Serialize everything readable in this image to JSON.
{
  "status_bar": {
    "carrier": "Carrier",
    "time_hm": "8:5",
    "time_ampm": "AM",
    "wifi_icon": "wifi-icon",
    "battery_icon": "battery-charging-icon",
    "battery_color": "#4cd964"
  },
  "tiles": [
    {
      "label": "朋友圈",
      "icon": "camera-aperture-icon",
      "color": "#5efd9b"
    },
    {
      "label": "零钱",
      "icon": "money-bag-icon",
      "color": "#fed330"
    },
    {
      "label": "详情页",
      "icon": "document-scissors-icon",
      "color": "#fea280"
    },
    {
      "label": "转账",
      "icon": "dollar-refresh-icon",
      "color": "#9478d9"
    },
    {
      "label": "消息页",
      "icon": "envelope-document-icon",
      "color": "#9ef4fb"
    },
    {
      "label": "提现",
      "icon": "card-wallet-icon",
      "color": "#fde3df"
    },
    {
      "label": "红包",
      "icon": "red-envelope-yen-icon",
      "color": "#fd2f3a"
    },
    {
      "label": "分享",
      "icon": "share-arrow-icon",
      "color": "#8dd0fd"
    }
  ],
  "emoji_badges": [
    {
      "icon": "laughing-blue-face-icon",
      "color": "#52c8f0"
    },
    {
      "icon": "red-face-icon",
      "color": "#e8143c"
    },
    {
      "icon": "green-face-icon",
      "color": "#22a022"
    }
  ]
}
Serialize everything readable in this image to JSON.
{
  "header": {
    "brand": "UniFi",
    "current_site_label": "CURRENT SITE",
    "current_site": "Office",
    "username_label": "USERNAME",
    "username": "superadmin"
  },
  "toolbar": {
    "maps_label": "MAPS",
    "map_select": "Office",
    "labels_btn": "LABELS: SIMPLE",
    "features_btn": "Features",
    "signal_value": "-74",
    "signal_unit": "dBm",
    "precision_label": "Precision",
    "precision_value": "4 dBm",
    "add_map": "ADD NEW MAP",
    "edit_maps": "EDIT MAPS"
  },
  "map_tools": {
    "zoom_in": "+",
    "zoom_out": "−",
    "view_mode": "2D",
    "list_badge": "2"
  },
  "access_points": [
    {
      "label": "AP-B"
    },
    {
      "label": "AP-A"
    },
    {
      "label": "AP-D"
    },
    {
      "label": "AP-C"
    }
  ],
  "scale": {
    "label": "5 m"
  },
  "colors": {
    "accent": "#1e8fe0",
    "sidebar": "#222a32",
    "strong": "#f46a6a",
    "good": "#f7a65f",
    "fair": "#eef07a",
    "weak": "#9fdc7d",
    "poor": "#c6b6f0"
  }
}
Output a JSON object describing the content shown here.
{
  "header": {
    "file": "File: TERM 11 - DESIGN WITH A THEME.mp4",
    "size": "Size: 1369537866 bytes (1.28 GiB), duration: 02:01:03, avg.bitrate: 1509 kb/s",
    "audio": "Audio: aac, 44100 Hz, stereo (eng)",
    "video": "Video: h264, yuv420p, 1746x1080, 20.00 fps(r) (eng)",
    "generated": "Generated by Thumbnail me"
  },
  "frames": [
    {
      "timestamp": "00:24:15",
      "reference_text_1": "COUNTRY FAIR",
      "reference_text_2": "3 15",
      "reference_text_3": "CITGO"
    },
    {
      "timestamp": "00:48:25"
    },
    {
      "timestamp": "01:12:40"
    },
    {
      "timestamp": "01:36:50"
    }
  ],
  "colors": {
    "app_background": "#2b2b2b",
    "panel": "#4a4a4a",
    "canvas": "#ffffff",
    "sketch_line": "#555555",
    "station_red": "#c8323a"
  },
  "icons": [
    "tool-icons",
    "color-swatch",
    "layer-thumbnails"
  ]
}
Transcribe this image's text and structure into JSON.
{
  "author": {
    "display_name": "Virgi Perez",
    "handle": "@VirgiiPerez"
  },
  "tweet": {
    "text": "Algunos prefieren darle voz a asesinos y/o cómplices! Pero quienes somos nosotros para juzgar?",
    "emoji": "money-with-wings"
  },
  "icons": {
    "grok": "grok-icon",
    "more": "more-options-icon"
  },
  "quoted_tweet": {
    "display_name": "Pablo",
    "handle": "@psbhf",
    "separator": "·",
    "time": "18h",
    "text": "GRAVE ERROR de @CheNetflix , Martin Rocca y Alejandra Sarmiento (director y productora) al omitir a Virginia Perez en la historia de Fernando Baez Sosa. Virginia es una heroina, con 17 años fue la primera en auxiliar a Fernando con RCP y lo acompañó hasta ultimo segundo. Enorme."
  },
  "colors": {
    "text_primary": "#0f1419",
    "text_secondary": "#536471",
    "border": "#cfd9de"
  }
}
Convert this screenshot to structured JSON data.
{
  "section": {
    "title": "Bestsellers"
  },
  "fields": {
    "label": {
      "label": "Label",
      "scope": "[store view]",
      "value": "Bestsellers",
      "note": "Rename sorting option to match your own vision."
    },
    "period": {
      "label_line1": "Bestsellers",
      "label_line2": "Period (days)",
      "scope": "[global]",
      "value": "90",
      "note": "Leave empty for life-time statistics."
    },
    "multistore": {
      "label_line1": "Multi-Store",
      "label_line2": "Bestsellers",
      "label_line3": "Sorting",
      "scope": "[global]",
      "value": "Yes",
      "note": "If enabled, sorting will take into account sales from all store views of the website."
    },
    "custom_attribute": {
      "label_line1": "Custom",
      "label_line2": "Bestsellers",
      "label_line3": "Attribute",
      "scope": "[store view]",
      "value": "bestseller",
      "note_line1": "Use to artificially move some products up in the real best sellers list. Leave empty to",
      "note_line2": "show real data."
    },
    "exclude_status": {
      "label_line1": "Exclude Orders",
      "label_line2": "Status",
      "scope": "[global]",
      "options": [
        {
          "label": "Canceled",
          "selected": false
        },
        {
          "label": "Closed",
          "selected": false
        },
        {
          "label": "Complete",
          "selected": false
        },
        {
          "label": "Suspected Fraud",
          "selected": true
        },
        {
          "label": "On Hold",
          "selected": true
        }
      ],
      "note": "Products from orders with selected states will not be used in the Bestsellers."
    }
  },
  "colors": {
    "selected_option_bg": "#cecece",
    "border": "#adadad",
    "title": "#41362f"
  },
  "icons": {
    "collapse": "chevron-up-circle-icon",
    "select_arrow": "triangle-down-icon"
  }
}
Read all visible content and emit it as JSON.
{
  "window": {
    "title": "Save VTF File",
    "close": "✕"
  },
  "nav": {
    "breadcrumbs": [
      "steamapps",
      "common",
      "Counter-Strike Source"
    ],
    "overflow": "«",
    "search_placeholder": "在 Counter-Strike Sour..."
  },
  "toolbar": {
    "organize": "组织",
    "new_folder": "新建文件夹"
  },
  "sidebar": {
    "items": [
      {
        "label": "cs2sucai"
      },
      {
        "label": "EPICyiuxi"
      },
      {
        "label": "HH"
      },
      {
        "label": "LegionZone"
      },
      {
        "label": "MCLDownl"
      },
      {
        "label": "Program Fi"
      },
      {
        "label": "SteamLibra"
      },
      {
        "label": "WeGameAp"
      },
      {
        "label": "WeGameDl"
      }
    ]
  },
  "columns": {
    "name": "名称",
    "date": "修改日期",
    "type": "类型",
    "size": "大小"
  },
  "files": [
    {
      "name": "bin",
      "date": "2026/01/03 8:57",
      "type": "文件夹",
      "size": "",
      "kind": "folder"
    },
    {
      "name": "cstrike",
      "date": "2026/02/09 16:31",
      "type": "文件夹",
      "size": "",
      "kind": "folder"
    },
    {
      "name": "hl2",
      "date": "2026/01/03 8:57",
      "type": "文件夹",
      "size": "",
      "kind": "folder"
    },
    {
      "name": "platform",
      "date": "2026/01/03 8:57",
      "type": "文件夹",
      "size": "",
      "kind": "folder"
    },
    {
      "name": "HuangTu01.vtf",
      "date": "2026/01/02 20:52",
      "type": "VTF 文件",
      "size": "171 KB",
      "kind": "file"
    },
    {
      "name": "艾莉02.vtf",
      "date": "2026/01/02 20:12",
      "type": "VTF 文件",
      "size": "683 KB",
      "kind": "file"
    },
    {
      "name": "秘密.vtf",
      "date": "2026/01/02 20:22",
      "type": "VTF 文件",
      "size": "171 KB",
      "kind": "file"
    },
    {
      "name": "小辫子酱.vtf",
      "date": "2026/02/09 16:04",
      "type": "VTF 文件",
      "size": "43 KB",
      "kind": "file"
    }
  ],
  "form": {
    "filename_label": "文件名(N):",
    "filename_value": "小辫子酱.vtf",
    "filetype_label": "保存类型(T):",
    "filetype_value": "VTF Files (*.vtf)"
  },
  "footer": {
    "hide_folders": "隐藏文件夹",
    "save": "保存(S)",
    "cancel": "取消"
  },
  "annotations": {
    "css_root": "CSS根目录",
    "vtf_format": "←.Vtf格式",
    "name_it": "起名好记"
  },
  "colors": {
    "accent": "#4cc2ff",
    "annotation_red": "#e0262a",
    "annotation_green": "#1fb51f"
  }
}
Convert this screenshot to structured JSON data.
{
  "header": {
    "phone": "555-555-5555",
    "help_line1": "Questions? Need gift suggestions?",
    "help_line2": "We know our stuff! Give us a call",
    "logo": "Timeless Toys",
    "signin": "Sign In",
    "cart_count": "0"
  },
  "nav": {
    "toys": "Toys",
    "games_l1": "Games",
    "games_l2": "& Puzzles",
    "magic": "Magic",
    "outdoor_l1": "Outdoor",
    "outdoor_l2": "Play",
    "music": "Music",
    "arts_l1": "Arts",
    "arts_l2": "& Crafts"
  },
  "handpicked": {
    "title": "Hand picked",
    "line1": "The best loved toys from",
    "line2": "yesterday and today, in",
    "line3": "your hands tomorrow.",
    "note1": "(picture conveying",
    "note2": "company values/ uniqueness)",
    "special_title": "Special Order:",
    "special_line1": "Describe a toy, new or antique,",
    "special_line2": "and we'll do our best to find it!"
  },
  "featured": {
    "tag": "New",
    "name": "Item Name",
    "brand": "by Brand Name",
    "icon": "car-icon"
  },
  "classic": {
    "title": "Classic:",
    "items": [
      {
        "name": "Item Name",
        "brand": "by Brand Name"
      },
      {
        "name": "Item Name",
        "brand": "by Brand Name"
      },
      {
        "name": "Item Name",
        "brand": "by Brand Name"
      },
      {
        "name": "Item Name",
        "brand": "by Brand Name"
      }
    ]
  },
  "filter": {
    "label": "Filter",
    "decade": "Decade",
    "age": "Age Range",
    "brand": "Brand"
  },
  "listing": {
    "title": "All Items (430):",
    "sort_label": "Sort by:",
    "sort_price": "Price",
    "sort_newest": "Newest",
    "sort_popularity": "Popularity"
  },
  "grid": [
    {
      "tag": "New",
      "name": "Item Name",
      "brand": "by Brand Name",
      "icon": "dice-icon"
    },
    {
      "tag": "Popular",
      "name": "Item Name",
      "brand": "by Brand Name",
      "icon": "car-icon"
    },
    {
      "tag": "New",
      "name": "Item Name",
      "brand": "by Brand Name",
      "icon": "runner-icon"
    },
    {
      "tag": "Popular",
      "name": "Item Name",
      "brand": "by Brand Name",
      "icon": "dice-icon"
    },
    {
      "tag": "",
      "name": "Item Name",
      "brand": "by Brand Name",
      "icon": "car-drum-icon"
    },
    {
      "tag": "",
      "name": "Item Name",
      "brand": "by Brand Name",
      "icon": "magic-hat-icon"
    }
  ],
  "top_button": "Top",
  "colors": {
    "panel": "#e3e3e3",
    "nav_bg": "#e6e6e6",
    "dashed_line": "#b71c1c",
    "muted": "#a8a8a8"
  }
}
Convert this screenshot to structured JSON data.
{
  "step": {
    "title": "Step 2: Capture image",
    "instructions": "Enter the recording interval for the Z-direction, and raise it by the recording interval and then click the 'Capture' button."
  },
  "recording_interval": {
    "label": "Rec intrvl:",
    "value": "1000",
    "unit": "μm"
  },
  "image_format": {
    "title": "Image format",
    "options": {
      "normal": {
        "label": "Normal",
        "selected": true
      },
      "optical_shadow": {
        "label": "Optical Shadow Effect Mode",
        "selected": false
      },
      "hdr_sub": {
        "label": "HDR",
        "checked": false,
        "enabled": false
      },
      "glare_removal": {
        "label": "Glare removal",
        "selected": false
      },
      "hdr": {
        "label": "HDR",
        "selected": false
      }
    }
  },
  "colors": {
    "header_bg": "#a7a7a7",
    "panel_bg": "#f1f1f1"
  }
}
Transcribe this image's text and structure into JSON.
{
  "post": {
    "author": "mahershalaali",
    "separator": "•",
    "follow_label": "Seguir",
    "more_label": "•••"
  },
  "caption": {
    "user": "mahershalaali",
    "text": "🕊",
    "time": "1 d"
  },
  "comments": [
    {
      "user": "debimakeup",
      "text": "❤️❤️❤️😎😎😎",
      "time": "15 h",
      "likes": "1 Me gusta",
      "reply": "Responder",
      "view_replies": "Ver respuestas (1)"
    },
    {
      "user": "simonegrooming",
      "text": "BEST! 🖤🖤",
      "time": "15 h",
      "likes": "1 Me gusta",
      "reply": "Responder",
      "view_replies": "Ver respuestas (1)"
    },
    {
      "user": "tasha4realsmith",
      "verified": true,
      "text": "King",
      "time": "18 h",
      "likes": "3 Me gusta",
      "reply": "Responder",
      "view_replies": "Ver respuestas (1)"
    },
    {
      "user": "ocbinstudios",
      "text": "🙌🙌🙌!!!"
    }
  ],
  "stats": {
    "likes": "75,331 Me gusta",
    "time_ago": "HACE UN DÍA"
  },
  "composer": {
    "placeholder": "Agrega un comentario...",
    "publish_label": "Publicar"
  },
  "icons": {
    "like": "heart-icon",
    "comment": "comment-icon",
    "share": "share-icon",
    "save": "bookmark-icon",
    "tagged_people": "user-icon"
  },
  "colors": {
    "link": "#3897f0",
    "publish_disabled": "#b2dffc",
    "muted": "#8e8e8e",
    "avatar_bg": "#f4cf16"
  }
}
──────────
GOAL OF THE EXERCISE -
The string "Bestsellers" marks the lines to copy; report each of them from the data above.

WRITTEN SOLUTION -
    "title": "Bestsellers"
      "value": "Bestsellers",
      "label_line1": "Bestsellers",
      "label_line2": "Bestsellers",
      "label_line2": "Bestsellers",
      "note": "Products from orders with selected states will not be used in the Bestsellers."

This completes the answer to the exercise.